What you need to do → Give back the records below exactly, omitting the pictures.

Material provided →

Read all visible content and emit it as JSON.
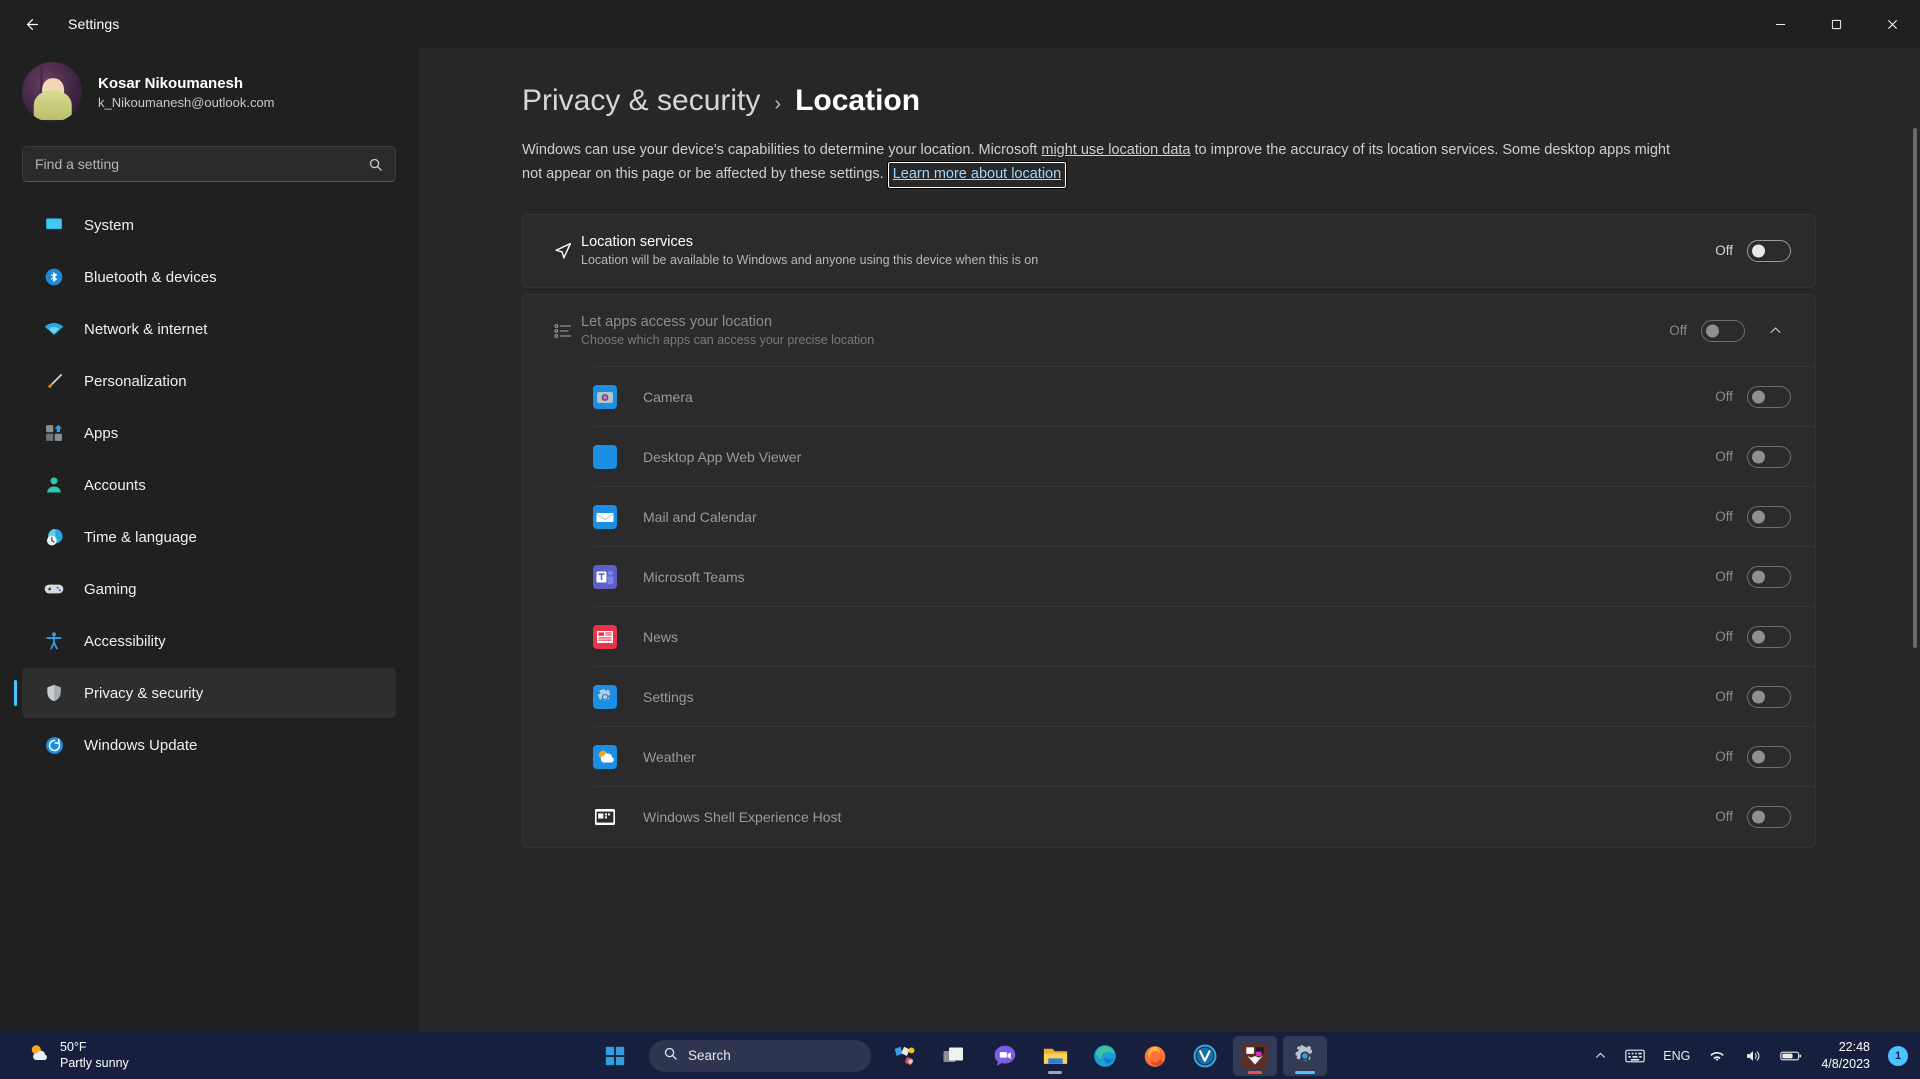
{
  "window": {
    "title": "Settings",
    "back_icon": "arrow-left-icon",
    "minimize_label": "−",
    "maximize_label": "☐",
    "close_label": "✕"
  },
  "account": {
    "name": "Kosar Nikoumanesh",
    "email": "k_Nikoumanesh@outlook.com"
  },
  "search": {
    "placeholder": "Find a setting",
    "value": "",
    "icon": "search-icon"
  },
  "sidebar": {
    "items": [
      {
        "label": "System",
        "icon": "system-icon",
        "selected": false
      },
      {
        "label": "Bluetooth & devices",
        "icon": "bluetooth-icon",
        "selected": false
      },
      {
        "label": "Network & internet",
        "icon": "wifi-icon",
        "selected": false
      },
      {
        "label": "Personalization",
        "icon": "paintbrush-icon",
        "selected": false
      },
      {
        "label": "Apps",
        "icon": "apps-icon",
        "selected": false
      },
      {
        "label": "Accounts",
        "icon": "account-icon",
        "selected": false
      },
      {
        "label": "Time & language",
        "icon": "clock-globe-icon",
        "selected": false
      },
      {
        "label": "Gaming",
        "icon": "gamepad-icon",
        "selected": false
      },
      {
        "label": "Accessibility",
        "icon": "accessibility-icon",
        "selected": false
      },
      {
        "label": "Privacy & security",
        "icon": "shield-icon",
        "selected": true
      },
      {
        "label": "Windows Update",
        "icon": "update-icon",
        "selected": false
      }
    ]
  },
  "breadcrumb": {
    "parent": "Privacy & security",
    "separator": "›",
    "current": "Location"
  },
  "description": {
    "part1": "Windows can use your device's capabilities to determine your location. Microsoft ",
    "underlined": "might use location data",
    "part2": " to improve the accuracy of its location services. Some desktop apps might not appear on this page or be affected by these settings. ",
    "link": "Learn more about location"
  },
  "location_services": {
    "title": "Location services",
    "subtitle": "Location will be available to Windows and anyone using this device when this is on",
    "icon": "location-arrow-icon",
    "toggle_label": "Off",
    "toggle_state": "off"
  },
  "let_apps": {
    "title": "Let apps access your location",
    "subtitle": "Choose which apps can access your precise location",
    "icon": "app-list-icon",
    "toggle_label": "Off",
    "toggle_state": "off",
    "expanded": true,
    "chevron_icon": "chevron-up-icon"
  },
  "apps": [
    {
      "name": "Camera",
      "icon": "camera-app-icon",
      "toggle_label": "Off",
      "toggle_state": "off"
    },
    {
      "name": "Desktop App Web Viewer",
      "icon": "desktop-web-viewer-icon",
      "toggle_label": "Off",
      "toggle_state": "off"
    },
    {
      "name": "Mail and Calendar",
      "icon": "mail-app-icon",
      "toggle_label": "Off",
      "toggle_state": "off"
    },
    {
      "name": "Microsoft Teams",
      "icon": "teams-app-icon",
      "toggle_label": "Off",
      "toggle_state": "off"
    },
    {
      "name": "News",
      "icon": "news-app-icon",
      "toggle_label": "Off",
      "toggle_state": "off"
    },
    {
      "name": "Settings",
      "icon": "settings-app-icon",
      "toggle_label": "Off",
      "toggle_state": "off"
    },
    {
      "name": "Weather",
      "icon": "weather-app-icon",
      "toggle_label": "Off",
      "toggle_state": "off"
    },
    {
      "name": "Windows Shell Experience Host",
      "icon": "shell-host-icon",
      "toggle_label": "Off",
      "toggle_state": "off"
    }
  ],
  "taskbar": {
    "weather": {
      "temperature": "50°F",
      "condition": "Partly sunny",
      "icon": "partly-sunny-icon"
    },
    "start_label": "Start",
    "search_label": "Search",
    "search_icon": "search-icon",
    "items": [
      {
        "name": "widgets-icon"
      },
      {
        "name": "task-view-icon"
      },
      {
        "name": "chat-icon"
      },
      {
        "name": "file-explorer-icon"
      },
      {
        "name": "edge-icon"
      },
      {
        "name": "firefox-icon"
      },
      {
        "name": "v-app-icon"
      },
      {
        "name": "minecraft-icon"
      },
      {
        "name": "settings-taskbar-icon"
      }
    ],
    "tray": {
      "chevron_label": "∧",
      "keyboard_icon": "keyboard-icon",
      "language": "ENG",
      "wifi_icon": "wifi-tray-icon",
      "volume_icon": "volume-icon",
      "battery_icon": "battery-icon",
      "time": "22:48",
      "date": "4/8/2023",
      "notification_count": "1"
    }
  },
  "colors": {
    "accent": "#4cc2ff",
    "window_bg": "#202020",
    "content_bg": "#272727",
    "card_bg": "#2b2b2b"
  }
}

Response to this exercise →
Read all visible content and emit it as JSON.
{
  "window": {
    "title": "Settings",
    "back_icon": "arrow-left-icon",
    "minimize_label": "−",
    "maximize_label": "☐",
    "close_label": "✕"
  },
  "account": {
    "name": "Kosar Nikoumanesh",
    "email": "k_Nikoumanesh@outlook.com"
  },
  "search": {
    "placeholder": "Find a setting",
    "value": "",
    "icon": "search-icon"
  },
  "sidebar": {
    "items": [
      {
        "label": "System",
        "icon": "system-icon",
        "selected": false
      },
      {
        "label": "Bluetooth & devices",
        "icon": "bluetooth-icon",
        "selected": false
      },
      {
        "label": "Network & internet",
        "icon": "wifi-icon",
        "selected": false
      },
      {
        "label": "Personalization",
        "icon": "paintbrush-icon",
        "selected": false
      },
      {
        "label": "Apps",
        "icon": "apps-icon",
        "selected": false
      },
      {
        "label": "Accounts",
        "icon": "account-icon",
        "selected": false
      },
      {
        "label": "Time & language",
        "icon": "clock-globe-icon",
        "selected": false
      },
      {
        "label": "Gaming",
        "icon": "gamepad-icon",
        "selected": false
      },
      {
        "label": "Accessibility",
        "icon": "accessibility-icon",
        "selected": false
      },
      {
        "label": "Privacy & security",
        "icon": "shield-icon",
        "selected": true
      },
      {
        "label": "Windows Update",
        "icon": "update-icon",
        "selected": false
      }
    ]
  },
  "breadcrumb": {
    "parent": "Privacy & security",
    "separator": "›",
    "current": "Location"
  },
  "description": {
    "part1": "Windows can use your device's capabilities to determine your location. Microsoft ",
    "underlined": "might use location data",
    "part2": " to improve the accuracy of its location services. Some desktop apps might not appear on this page or be affected by these settings. ",
    "link": "Learn more about location"
  },
  "location_services": {
    "title": "Location services",
    "subtitle": "Location will be available to Windows and anyone using this device when this is on",
    "icon": "location-arrow-icon",
    "toggle_label": "Off",
    "toggle_state": "off"
  },
  "let_apps": {
    "title": "Let apps access your location",
    "subtitle": "Choose which apps can access your precise location",
    "icon": "app-list-icon",
    "toggle_label": "Off",
    "toggle_state": "off",
    "expanded": true,
    "chevron_icon": "chevron-up-icon"
  },
  "apps": [
    {
      "name": "Camera",
      "icon": "camera-app-icon",
      "toggle_label": "Off",
      "toggle_state": "off"
    },
    {
      "name": "Desktop App Web Viewer",
      "icon": "desktop-web-viewer-icon",
      "toggle_label": "Off",
      "toggle_state": "off"
    },
    {
      "name": "Mail and Calendar",
      "icon": "mail-app-icon",
      "toggle_label": "Off",
      "toggle_state": "off"
    },
    {
      "name": "Microsoft Teams",
      "icon": "teams-app-icon",
      "toggle_label": "Off",
      "toggle_state": "off"
    },
    {
      "name": "News",
      "icon": "news-app-icon",
      "toggle_label": "Off",
      "toggle_state": "off"
    },
    {
      "name": "Settings",
      "icon": "settings-app-icon",
      "toggle_label": "Off",
      "toggle_state": "off"
    },
    {
      "name": "Weather",
      "icon": "weather-app-icon",
      "toggle_label": "Off",
      "toggle_state": "off"
    },
    {
      "name": "Windows Shell Experience Host",
      "icon": "shell-host-icon",
      "toggle_label": "Off",
      "toggle_state": "off"
    }
  ],
  "taskbar": {
    "weather": {
      "temperature": "50°F",
      "condition": "Partly sunny",
      "icon": "partly-sunny-icon"
    },
    "start_label": "Start",
    "search_label": "Search",
    "search_icon": "search-icon",
    "items": [
      {
        "name": "widgets-icon"
      },
      {
        "name": "task-view-icon"
      },
      {
        "name": "chat-icon"
      },
      {
        "name": "file-explorer-icon"
      },
      {
        "name": "edge-icon"
      },
      {
        "name": "firefox-icon"
      },
      {
        "name": "v-app-icon"
      },
      {
        "name": "minecraft-icon"
      },
      {
        "name": "settings-taskbar-icon"
      }
    ],
    "tray": {
      "chevron_label": "∧",
      "keyboard_icon": "keyboard-icon",
      "language": "ENG",
      "wifi_icon": "wifi-tray-icon",
      "volume_icon": "volume-icon",
      "battery_icon": "battery-icon",
      "time": "22:48",
      "date": "4/8/2023",
      "notification_count": "1"
    }
  },
  "colors": {
    "accent": "#4cc2ff",
    "window_bg": "#202020",
    "content_bg": "#272727",
    "card_bg": "#2b2b2b"
  }
}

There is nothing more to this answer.